  • The clerestory at Karnak

Further midstream into the Nile is the Dendera Temple Complex, which contains windows that have an even closer relationship to its reliefs. The roof here is still intact and in good condition, and so the space inside the temple is pitch dark. A wall partially fills the space between the massive stone pillars lined at its façade, but the upper section is left open. When looking at this opening from the inside, one can clearly see the reliefs on the ceiling illuminated by the light it allows in. I stared upward dumbstruck for some time, just as people of ancient times must have done as well.

  • Light coming from the opening in the upper area between pillars illuminating the ceiling of the Dendera Temple Complex

The next window I found threw into relief a sun located on the inside of an opening that narrowed toward a small hole along with the light that poured in from it. While its shape was somewhat similar to the windows of the chapel in Ronchamp, the light that enters here combines to become one with the reliefs, giving one the false sense that the sun truly is right there.

  • A window that mixes light with reliefs

There are many windows here, and one can be found at the landing of a small staircase at an angle that makes it appear to be an extension of the stairs. Its shape seems to suck you in, enticing you to walk toward it.

  • A window created in continuity with stairs

I climbed up and up its spiraling staircase in darkness. At last, I arrived at a small hut on the rooftop with a fully open skylight on its ceiling. On its inner side is a carving of a mummy laid out on a bed. There is also a hole opened on its floor that seems to suck one’s soul into itself, or perhaps it is reminiscent of the moment a UFO abducts a human. The path of the upward-winding temple ultimately leads out of this window and into the sky. Rome’s Pantheon, Palladio’s Villa la Rotonda, Takamasa Yoshizaka’s Japan Pavilion at the Venice Biennale… The sight here brought so many structures to my mind.

Coming this far, though, aroused within me more of a sense of fear than one of interest. How strange it is that we can now easily enter inside this space that few would have been able to see in ancient times. I returned to my car with the sense that I’d seen something that I should not have.

  • The skylight at Dendera

I thought to myself as I was once more jostled by our car, driving through the desert. Could it be that most architectural techniques and flourishes had already been done in Egypt? This was the direct and overwhelming sense I got while rushing northward along the Nile. Something massive permeated this entire riverside region.

A comprehensive collection of man-made objects that project a sense of innocence, and at times even fear.
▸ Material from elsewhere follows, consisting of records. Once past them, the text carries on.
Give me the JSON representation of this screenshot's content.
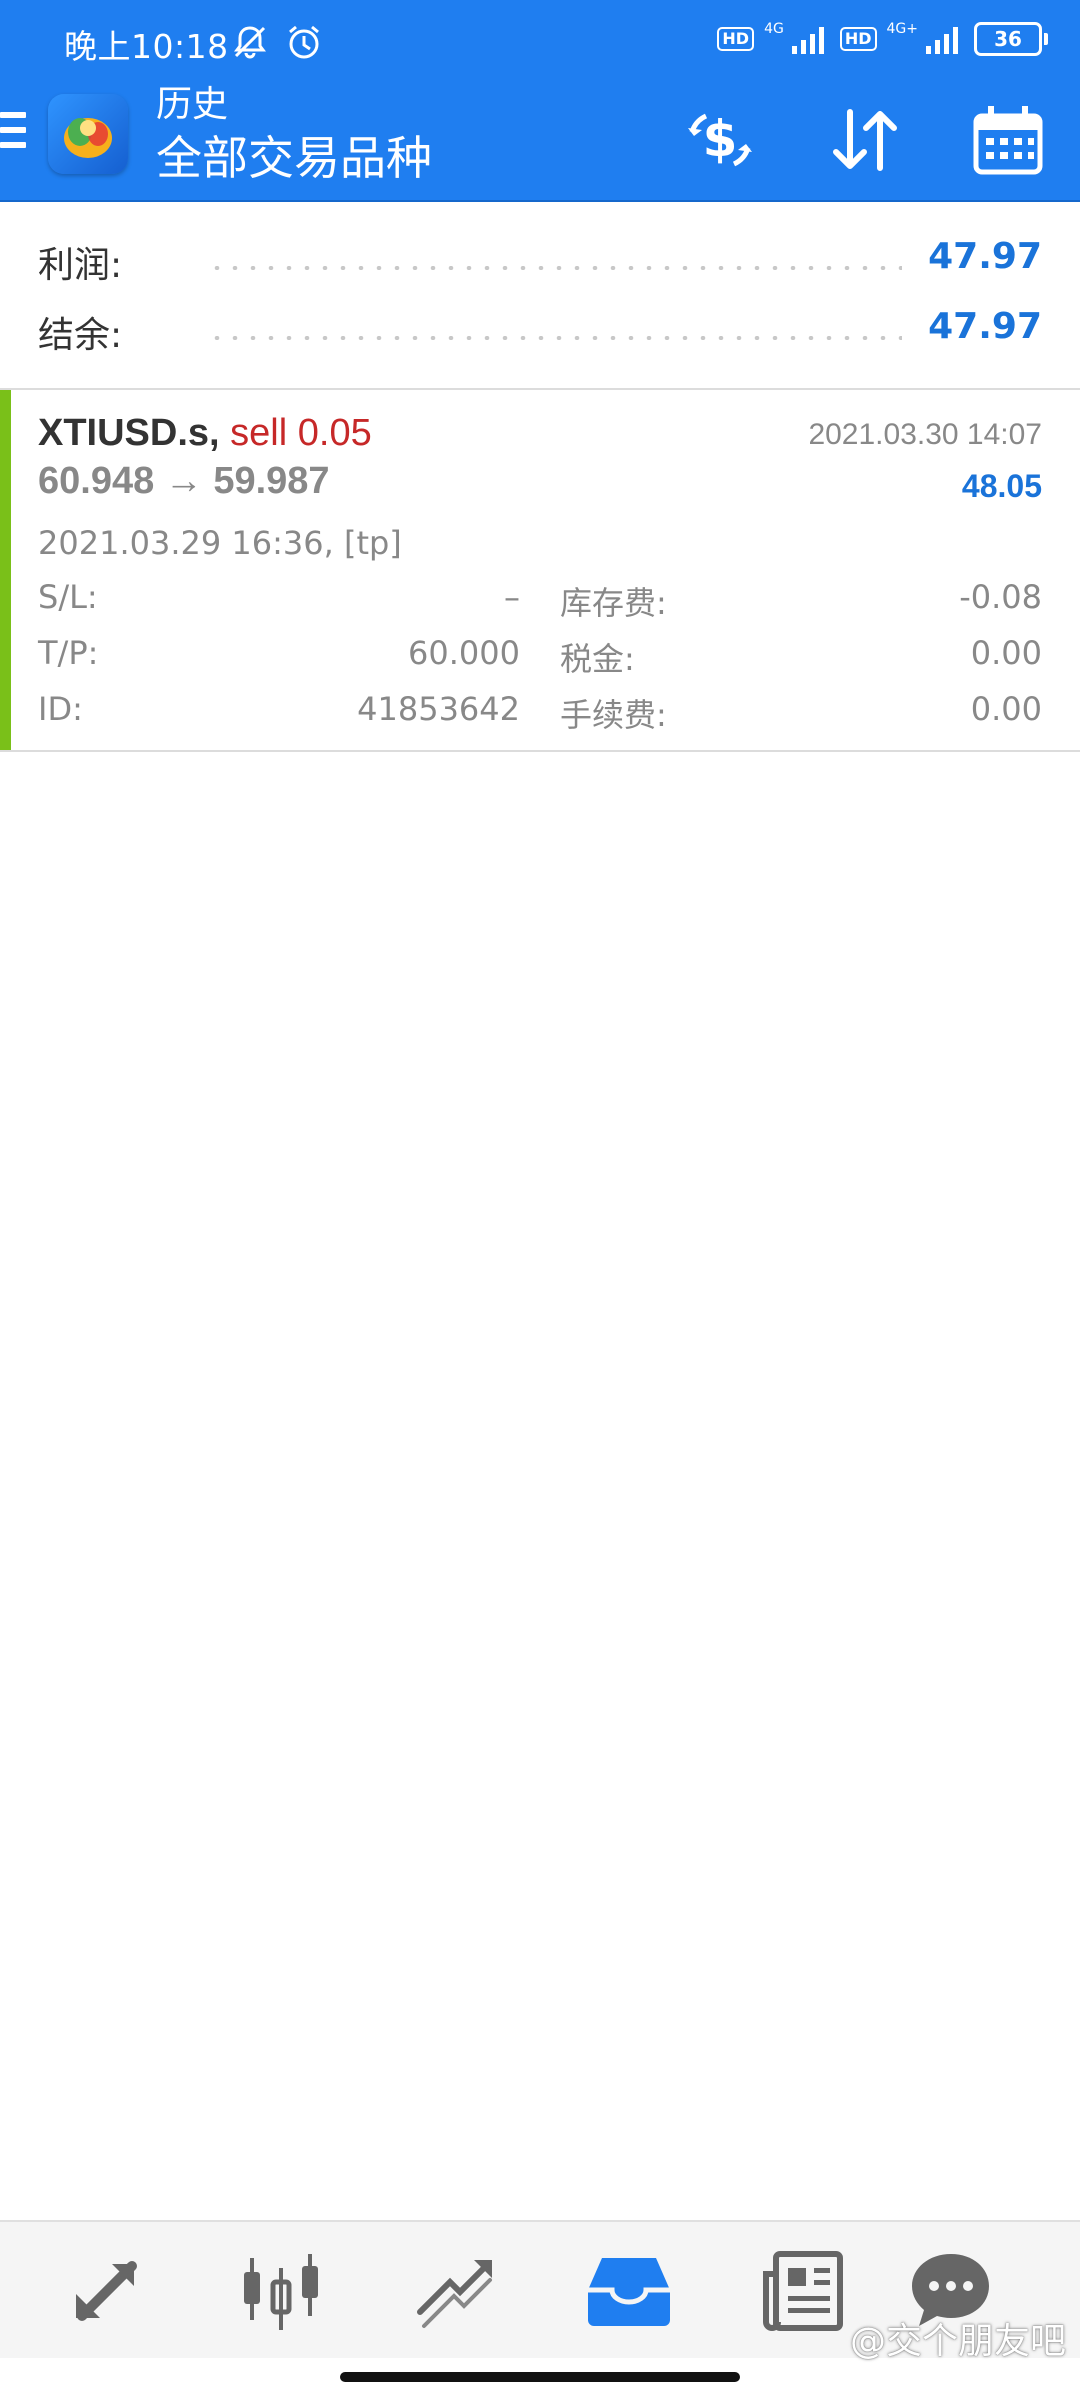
{
  "status_bar": {
    "time": "晚上10:18",
    "left_icons": [
      "bell-off-icon",
      "alarm-icon"
    ],
    "network": [
      "HD",
      "4G",
      "HD",
      "4G+"
    ],
    "battery": "36"
  },
  "header": {
    "subtitle": "历史",
    "title": "全部交易品种",
    "actions": [
      "currency-exchange-icon",
      "sort-icon",
      "calendar-icon"
    ]
  },
  "summary": {
    "profit_label": "利润:",
    "profit_value": "47.97",
    "balance_label": "结余:",
    "balance_value": "47.97"
  },
  "deal": {
    "symbol": "XTIUSD.s,",
    "type": "sell 0.05",
    "close_time": "2021.03.30 14:07",
    "prices": "60.948 → 59.987",
    "profit": "48.05",
    "open_time": "2021.03.29 16:36, [tp]",
    "sl_label": "S/L:",
    "sl_value": "–",
    "tp_label": "T/P:",
    "tp_value": "60.000",
    "id_label": "ID:",
    "id_value": "41853642",
    "swap_label": "库存费:",
    "swap_value": "-0.08",
    "tax_label": "税金:",
    "tax_value": "0.00",
    "commission_label": "手续费:",
    "commission_value": "0.00",
    "indicator_color": "#7ac019"
  },
  "bottom_nav": {
    "items": [
      "quotes-icon",
      "chart-icon",
      "trade-icon",
      "history-icon",
      "news-icon",
      "chat-icon"
    ],
    "active": "history-icon",
    "active_color": "#1f7ef0"
  },
  "watermark": "@交个朋友吧",
  "colors": {
    "header_bg": "#1f7ef0",
    "profit_blue": "#1a73d9",
    "sell_red": "#c62828"
  }
}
Perhaps this is what is described by the word “civilization.”


[1] Clerestory: A window used for lighting and/or circulation located on the upper portion of a structure. Often seen in buildings such as churches.
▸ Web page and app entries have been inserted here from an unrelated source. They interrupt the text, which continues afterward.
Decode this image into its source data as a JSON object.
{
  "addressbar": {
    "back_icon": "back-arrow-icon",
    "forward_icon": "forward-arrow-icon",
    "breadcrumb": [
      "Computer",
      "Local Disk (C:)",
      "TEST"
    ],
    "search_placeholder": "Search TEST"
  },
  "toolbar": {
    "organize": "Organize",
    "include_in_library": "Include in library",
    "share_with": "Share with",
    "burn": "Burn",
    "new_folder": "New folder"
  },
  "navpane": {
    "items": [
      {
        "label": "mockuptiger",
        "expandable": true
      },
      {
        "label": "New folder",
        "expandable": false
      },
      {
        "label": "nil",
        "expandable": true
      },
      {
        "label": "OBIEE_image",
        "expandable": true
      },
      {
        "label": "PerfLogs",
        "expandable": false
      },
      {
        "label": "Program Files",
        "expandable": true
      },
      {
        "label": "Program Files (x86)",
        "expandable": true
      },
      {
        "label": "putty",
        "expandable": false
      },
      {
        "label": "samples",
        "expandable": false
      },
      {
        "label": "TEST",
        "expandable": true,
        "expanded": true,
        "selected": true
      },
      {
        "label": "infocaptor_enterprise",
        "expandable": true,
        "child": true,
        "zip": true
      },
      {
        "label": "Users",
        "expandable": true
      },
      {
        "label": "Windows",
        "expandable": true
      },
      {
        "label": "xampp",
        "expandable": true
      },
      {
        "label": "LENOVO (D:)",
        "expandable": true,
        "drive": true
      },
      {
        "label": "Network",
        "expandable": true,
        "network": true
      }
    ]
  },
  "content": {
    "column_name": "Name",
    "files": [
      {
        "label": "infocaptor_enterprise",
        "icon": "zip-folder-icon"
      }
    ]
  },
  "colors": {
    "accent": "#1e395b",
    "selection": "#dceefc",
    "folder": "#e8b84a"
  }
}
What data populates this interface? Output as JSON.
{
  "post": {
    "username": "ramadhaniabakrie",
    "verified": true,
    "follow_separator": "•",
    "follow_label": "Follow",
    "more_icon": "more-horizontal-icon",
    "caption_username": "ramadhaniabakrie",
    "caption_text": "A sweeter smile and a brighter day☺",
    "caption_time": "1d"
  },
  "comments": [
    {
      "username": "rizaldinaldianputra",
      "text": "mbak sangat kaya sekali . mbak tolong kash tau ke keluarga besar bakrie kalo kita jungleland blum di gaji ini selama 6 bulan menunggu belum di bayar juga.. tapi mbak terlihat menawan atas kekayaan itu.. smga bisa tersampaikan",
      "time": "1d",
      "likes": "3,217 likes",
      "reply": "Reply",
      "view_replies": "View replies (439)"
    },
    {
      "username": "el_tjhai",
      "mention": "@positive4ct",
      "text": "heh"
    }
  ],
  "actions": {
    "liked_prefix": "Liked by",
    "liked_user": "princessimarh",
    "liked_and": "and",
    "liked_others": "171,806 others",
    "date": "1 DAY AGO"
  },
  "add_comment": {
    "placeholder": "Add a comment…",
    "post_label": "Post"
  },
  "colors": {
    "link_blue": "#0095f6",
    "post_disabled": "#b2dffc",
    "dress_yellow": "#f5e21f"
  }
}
Ryuki Taguma
Taguma was born in Shizuoka prefecture in 1992 and grew up in Tokyo. In 2014, he graduated from the Department of Architecture (Creative Science and Engineering) of Waseda University. He received a gold medal for his graduation project in architecture and received top recognition for his graduation thesis. From April 2014 he began life as a graduate student in architectural history, studying under Norihito Nakatani. In June of 2014 he proposed a restoration plan for residents of Izu Ōshima for a sediment-related disaster. This would become his graduation project. In 2015 he took a year off from school to travel around villages and folk houses in 11 countries in Asia and the Middle East, visiting countries from China to Israel. In Yilan County,Taiwan, he worked as an intern at Fieldoffice Architects.